Maya Jamroz ’23

Millennial Action Project, Washington, DC

This summer I worked as a Congressional Policy Intern for the Millennial Action Project (MAP), an organization dedicated to Headshot of Maya Jamroz '23fostering bipartisan cooperation among millennial legislators. I was responsible for researching and creating a database of millennial congressional candidates, which will be used to find potential prospects for the Congressional Future Caucus (CFC), a caucus comprised of Congressional members from both parties who are under the age of 45. I was also responsible for tracking legislation sponsored and co-sponsored by members of the Congressional Future Caucus. I created a factsheet on Covid-19 spread mitigation using hotels which served as the basis for a MAP one-pager used to garner congressional support for Congressional Future Caucus Co-Chair Gonzalez’s (OH-16) bill, H.R. 7624; and a one-pager on Joe Biden’s infrastructure plan as an internal resource for MAP. I also authored the blog post “Ensuring Election Integrity in 2020.”

I aided preparations for MAP’s annual Future Summit event—the largest bipartisan gathering for young state legislators in the U.S. and virtual for the first time—writing the legislator lead bios for the Welcome Packet, conducting outreach to state legislators, and researching legislation for the bill book. For my capstone project, I choose to create a two-pager on prison education reform, outlining different ways to lower recidivism (through juvenile education and vocational training to increase employment opportunities), and providing bills as examples for legislators. We had an incredible leadership panel, including a former Williams professor of mine. Our keynote speaker was Martin Luther King III, who spoke of radical love and bridge-building.

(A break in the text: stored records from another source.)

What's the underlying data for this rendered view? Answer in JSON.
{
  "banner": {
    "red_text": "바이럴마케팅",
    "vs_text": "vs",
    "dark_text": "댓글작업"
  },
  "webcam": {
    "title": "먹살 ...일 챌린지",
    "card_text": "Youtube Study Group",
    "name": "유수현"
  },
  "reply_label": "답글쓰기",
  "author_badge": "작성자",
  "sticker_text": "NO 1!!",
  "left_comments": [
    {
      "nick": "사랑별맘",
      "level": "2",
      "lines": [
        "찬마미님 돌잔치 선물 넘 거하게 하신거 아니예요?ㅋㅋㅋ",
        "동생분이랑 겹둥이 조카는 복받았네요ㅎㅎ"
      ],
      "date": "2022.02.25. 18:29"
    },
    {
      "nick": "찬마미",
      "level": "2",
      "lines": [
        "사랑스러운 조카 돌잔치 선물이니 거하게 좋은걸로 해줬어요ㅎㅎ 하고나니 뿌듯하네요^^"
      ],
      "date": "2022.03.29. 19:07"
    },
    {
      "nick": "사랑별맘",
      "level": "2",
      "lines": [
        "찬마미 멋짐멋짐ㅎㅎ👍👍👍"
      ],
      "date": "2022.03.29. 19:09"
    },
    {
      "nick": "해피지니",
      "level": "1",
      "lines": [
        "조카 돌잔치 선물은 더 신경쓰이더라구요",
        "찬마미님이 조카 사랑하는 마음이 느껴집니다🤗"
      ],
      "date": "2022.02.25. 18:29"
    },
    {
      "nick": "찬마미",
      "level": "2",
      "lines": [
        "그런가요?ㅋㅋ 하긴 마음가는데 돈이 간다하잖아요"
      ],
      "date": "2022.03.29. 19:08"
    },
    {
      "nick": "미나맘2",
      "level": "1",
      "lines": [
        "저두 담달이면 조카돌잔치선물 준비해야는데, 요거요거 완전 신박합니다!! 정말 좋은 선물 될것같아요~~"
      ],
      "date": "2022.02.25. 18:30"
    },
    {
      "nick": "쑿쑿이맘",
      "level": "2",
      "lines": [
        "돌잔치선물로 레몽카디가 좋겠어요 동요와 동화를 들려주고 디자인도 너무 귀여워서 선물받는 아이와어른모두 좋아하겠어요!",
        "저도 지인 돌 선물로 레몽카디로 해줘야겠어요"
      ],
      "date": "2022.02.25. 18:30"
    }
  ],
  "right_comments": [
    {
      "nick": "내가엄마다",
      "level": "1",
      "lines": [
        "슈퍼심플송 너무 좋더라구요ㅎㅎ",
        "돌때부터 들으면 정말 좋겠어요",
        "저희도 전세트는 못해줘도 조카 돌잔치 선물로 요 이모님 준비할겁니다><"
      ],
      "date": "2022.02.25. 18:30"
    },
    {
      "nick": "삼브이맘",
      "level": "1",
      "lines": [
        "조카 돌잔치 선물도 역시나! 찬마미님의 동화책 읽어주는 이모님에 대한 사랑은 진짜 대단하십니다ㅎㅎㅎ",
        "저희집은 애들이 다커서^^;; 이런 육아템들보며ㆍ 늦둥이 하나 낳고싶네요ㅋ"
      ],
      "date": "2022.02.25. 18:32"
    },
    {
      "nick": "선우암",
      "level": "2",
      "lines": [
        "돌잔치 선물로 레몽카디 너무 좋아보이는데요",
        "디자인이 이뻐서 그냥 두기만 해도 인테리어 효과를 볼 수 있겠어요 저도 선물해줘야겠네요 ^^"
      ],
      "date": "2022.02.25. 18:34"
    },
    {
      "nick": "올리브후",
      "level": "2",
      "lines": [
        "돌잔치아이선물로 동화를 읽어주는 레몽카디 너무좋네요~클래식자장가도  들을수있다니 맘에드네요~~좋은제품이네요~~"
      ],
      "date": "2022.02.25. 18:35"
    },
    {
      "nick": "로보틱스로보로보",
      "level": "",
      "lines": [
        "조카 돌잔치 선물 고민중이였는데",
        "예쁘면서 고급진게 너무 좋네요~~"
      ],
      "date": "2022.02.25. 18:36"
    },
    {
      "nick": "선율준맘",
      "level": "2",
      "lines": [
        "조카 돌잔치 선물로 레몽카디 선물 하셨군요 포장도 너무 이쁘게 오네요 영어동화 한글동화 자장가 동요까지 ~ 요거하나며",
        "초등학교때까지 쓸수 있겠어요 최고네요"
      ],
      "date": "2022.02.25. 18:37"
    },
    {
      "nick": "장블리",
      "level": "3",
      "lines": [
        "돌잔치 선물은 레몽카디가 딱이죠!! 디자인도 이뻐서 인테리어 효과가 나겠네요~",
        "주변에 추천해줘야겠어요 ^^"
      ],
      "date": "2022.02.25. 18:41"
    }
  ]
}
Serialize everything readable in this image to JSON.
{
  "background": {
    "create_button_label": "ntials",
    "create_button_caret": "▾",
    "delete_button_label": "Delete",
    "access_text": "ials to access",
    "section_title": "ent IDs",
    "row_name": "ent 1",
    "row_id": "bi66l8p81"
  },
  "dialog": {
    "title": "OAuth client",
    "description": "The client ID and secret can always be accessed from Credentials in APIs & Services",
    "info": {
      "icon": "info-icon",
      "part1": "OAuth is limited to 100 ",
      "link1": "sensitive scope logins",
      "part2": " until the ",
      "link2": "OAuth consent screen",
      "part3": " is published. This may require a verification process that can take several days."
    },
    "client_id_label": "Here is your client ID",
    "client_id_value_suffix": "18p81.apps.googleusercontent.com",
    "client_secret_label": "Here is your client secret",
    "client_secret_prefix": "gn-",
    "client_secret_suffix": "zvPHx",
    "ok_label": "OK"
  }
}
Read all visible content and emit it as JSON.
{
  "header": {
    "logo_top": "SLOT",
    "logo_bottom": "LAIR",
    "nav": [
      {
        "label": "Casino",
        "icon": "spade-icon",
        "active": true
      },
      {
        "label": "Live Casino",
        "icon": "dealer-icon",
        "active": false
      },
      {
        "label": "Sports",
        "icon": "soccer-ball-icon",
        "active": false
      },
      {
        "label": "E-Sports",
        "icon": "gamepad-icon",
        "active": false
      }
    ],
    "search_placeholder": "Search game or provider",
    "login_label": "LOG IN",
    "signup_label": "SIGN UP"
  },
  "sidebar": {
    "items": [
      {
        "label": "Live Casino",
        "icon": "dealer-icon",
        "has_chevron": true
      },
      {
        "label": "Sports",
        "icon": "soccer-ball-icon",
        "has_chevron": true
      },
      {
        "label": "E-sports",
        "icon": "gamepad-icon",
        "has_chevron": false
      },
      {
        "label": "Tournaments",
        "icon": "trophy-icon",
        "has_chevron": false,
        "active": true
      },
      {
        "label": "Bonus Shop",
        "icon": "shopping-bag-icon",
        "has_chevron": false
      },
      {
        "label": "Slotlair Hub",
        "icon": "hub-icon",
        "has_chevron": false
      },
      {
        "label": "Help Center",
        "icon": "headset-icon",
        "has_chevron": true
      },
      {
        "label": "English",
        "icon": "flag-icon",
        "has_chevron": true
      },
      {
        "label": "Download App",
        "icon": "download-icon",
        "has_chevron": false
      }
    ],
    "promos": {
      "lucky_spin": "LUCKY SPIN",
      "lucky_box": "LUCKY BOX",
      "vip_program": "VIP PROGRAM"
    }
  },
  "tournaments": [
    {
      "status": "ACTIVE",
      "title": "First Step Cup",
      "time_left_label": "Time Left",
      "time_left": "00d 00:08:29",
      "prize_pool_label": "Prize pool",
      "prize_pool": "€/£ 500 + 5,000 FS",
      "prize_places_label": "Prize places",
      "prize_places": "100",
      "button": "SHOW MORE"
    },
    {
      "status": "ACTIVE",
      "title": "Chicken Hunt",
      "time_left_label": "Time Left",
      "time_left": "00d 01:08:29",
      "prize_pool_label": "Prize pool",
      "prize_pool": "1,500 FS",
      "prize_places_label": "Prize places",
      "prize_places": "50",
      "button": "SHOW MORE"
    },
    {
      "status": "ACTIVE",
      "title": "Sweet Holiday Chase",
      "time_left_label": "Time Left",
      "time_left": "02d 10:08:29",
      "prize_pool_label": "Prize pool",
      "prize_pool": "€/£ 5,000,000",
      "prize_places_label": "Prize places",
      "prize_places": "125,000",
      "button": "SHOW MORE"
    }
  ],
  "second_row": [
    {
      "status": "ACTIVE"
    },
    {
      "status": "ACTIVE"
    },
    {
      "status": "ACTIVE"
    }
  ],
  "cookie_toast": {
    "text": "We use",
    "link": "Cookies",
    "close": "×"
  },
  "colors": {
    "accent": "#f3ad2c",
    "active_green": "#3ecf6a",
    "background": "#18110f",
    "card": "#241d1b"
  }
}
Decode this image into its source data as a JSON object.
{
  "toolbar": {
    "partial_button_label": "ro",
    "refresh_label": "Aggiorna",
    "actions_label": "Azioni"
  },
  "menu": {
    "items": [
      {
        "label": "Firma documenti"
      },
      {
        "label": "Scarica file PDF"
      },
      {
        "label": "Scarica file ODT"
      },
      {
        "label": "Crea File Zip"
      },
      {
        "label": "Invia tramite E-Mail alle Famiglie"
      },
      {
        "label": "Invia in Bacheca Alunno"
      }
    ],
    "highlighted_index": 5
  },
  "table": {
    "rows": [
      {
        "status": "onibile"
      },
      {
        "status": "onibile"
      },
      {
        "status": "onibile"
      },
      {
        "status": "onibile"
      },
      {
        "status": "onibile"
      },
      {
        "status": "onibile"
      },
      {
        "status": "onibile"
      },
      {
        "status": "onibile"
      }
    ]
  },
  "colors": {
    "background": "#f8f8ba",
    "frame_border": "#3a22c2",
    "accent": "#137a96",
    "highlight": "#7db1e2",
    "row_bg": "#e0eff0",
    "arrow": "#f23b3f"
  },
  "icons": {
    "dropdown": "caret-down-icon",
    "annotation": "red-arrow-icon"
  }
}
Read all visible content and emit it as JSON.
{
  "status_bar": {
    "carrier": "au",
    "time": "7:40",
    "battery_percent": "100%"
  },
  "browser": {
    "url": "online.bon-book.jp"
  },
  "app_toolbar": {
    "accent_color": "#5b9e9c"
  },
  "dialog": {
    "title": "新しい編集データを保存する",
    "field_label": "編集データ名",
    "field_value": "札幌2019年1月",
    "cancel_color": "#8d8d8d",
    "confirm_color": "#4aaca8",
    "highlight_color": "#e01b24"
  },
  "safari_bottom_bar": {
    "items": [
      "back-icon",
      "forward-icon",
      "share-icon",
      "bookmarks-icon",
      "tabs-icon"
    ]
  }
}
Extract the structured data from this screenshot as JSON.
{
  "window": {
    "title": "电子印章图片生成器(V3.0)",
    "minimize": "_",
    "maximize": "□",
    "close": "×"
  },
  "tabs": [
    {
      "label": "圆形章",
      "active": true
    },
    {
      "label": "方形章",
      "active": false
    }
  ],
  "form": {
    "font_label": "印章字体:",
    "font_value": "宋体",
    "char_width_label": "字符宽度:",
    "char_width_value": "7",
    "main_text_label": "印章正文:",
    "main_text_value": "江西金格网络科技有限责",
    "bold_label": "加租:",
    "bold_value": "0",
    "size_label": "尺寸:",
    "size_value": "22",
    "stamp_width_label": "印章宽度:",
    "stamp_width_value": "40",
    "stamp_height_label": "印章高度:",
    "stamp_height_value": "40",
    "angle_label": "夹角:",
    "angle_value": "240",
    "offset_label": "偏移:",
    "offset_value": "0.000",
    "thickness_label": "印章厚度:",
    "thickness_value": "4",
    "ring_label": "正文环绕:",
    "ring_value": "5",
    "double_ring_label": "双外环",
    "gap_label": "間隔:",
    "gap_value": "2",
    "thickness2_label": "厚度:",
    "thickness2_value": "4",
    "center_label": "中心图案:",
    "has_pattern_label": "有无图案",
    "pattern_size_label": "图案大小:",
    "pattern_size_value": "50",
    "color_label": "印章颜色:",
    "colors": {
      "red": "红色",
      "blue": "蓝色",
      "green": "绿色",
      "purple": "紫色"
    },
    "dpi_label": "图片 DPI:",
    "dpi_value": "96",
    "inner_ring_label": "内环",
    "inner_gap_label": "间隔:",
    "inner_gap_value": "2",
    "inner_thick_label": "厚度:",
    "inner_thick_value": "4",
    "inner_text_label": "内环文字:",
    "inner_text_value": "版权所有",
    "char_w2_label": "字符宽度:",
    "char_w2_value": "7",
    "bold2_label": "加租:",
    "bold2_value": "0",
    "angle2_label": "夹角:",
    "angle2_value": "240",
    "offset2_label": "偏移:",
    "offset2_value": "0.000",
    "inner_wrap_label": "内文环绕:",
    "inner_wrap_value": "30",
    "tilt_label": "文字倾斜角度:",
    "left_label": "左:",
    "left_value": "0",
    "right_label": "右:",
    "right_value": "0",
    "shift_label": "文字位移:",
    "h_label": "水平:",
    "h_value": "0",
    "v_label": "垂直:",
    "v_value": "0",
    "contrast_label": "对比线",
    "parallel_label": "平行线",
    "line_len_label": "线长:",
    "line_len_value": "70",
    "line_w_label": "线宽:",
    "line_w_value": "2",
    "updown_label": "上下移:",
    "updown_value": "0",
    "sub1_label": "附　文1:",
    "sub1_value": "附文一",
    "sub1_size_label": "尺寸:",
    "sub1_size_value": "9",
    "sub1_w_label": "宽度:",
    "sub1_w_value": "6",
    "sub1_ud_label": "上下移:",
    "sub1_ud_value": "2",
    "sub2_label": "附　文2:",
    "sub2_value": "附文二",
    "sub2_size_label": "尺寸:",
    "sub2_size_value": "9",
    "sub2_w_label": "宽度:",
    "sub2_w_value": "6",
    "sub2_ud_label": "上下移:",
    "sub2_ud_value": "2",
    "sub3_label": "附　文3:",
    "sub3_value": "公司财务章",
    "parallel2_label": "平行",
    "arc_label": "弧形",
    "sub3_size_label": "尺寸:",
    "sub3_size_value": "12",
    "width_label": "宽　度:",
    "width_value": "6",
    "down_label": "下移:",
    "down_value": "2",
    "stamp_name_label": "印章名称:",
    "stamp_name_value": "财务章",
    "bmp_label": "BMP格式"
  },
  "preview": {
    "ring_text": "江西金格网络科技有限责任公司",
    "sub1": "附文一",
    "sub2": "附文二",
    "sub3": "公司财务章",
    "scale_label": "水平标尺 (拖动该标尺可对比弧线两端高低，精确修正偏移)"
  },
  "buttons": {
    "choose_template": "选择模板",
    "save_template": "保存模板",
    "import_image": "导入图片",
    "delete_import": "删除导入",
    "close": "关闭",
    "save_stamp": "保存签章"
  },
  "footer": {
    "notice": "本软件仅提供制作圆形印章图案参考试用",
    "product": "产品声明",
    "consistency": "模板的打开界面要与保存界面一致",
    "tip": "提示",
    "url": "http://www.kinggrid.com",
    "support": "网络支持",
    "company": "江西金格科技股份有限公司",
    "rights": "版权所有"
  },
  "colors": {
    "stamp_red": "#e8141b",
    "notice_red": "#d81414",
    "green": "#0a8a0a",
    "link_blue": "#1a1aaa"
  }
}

I loved my internship with MAP. The organization has such a wonderful team and culture, which shined through even in a virtual setting. Given everything going on—from the pandemic, the threat to our democracy, to systemic racism—I was so thankful for the opportunity to be part of MAP, and make a difference through the work I did. My time at MAP gave me hope—seeing young legislators from different sides of the aisle working together to solve the serious problems facing the younger generations is very uplifting.

My internship with the Millennial Action Project was an incredible experience and exposed me to a wide variety of issues. I am truly grateful to the Alumni Sponsored Internship Program and the ’68 Center for Career Exploration 
for all the excellent work they do to equip Williams students 
with valuable professional experiences. I am so thankful to Mr. James D. Marver ’72 for his wonderful generosity and for helping make this incredible opportunity possible. I’d also like to thank Professor Chris Gibson, who introduced to me to MAP founder Steven Olikara and has been such an incredible mentor and cheerleader along the way.